--- Task ---
The answer must give back every line of the data exactly, with no pictures.

--- Available data ---
• • • •

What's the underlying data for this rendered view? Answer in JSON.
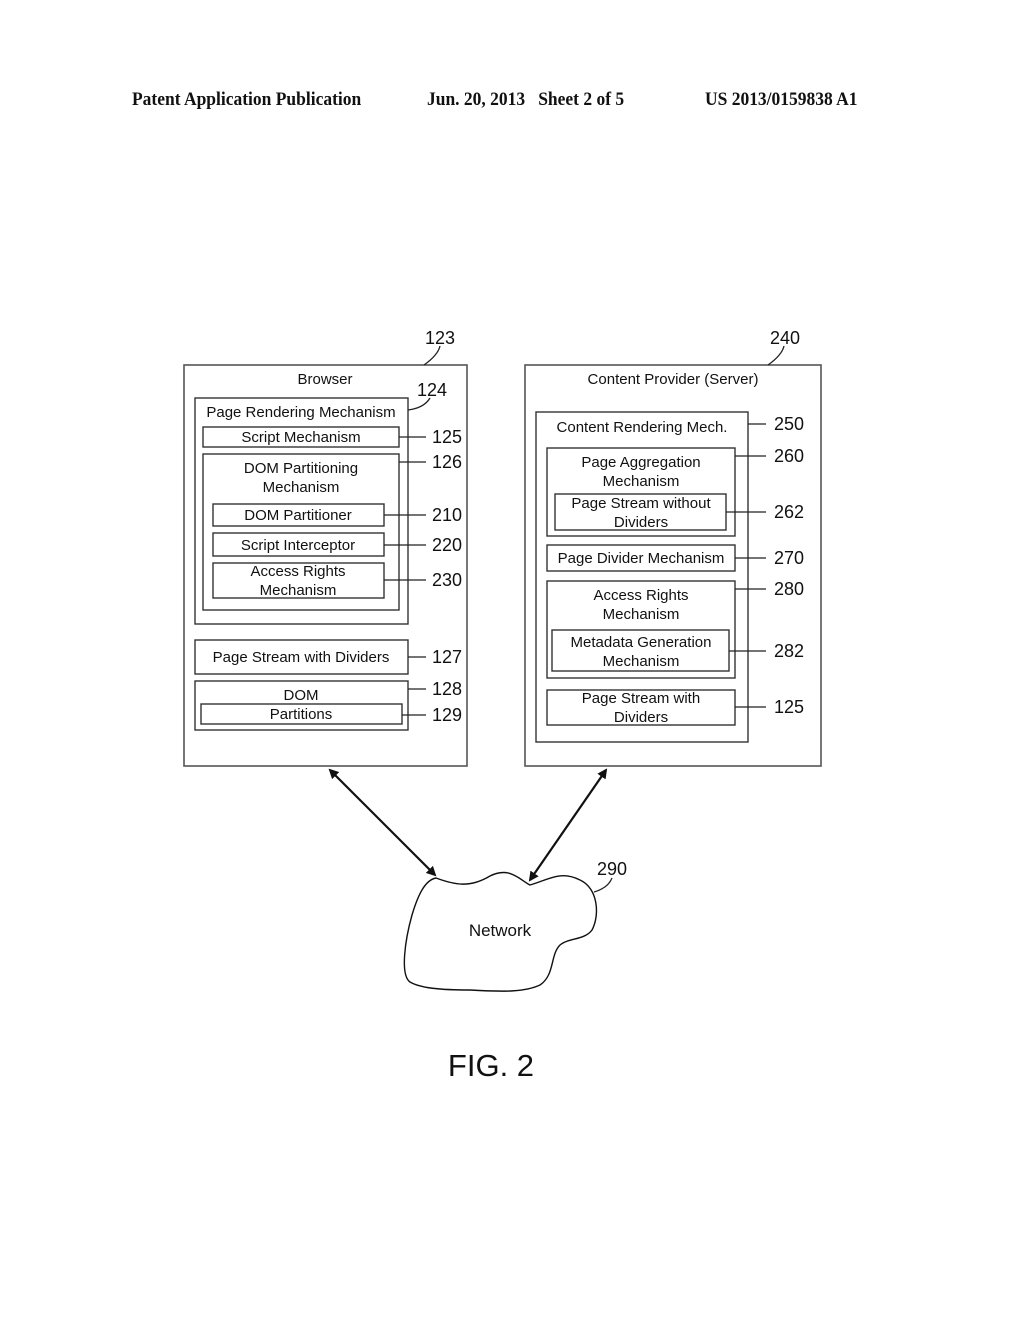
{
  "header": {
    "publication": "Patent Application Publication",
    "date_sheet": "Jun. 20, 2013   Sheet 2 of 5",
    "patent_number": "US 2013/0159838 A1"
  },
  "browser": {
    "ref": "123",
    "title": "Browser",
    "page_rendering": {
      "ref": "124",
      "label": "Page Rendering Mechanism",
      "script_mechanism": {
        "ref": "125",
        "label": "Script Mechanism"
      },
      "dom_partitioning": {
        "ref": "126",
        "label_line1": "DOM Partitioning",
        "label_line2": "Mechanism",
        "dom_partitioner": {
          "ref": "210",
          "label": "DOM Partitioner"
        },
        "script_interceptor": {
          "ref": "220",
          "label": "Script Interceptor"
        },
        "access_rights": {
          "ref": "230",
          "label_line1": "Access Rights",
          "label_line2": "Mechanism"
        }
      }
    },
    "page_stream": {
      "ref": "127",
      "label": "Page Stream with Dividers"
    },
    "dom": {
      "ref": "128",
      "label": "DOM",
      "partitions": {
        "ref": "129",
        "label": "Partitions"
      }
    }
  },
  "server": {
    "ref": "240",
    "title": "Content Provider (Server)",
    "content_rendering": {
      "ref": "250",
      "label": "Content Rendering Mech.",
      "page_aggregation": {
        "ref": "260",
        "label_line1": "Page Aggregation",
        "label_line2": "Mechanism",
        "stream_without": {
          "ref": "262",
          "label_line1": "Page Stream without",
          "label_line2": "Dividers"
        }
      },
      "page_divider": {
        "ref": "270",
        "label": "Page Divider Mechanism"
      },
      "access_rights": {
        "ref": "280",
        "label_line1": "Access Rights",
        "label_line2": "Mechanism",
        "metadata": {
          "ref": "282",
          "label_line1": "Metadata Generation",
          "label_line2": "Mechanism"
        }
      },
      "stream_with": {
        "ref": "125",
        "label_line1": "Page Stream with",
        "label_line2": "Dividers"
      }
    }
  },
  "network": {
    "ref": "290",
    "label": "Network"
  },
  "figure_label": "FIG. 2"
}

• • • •

--- Solved exercise ---
What's the underlying data for this rendered view? Answer in JSON.
{
  "header": {
    "publication": "Patent Application Publication",
    "date_sheet": "Jun. 20, 2013   Sheet 2 of 5",
    "patent_number": "US 2013/0159838 A1"
  },
  "browser": {
    "ref": "123",
    "title": "Browser",
    "page_rendering": {
      "ref": "124",
      "label": "Page Rendering Mechanism",
      "script_mechanism": {
        "ref": "125",
        "label": "Script Mechanism"
      },
      "dom_partitioning": {
        "ref": "126",
        "label_line1": "DOM Partitioning",
        "label_line2": "Mechanism",
        "dom_partitioner": {
          "ref": "210",
          "label": "DOM Partitioner"
        },
        "script_interceptor": {
          "ref": "220",
          "label": "Script Interceptor"
        },
        "access_rights": {
          "ref": "230",
          "label_line1": "Access Rights",
          "label_line2": "Mechanism"
        }
      }
    },
    "page_stream": {
      "ref": "127",
      "label": "Page Stream with Dividers"
    },
    "dom": {
      "ref": "128",
      "label": "DOM",
      "partitions": {
        "ref": "129",
        "label": "Partitions"
      }
    }
  },
  "server": {
    "ref": "240",
    "title": "Content Provider (Server)",
    "content_rendering": {
      "ref": "250",
      "label": "Content Rendering Mech.",
      "page_aggregation": {
        "ref": "260",
        "label_line1": "Page Aggregation",
        "label_line2": "Mechanism",
        "stream_without": {
          "ref": "262",
          "label_line1": "Page Stream without",
          "label_line2": "Dividers"
        }
      },
      "page_divider": {
        "ref": "270",
        "label": "Page Divider Mechanism"
      },
      "access_rights": {
        "ref": "280",
        "label_line1": "Access Rights",
        "label_line2": "Mechanism",
        "metadata": {
          "ref": "282",
          "label_line1": "Metadata Generation",
          "label_line2": "Mechanism"
        }
      },
      "stream_with": {
        "ref": "125",
        "label_line1": "Page Stream with",
        "label_line2": "Dividers"
      }
    }
  },
  "network": {
    "ref": "290",
    "label": "Network"
  },
  "figure_label": "FIG. 2"
}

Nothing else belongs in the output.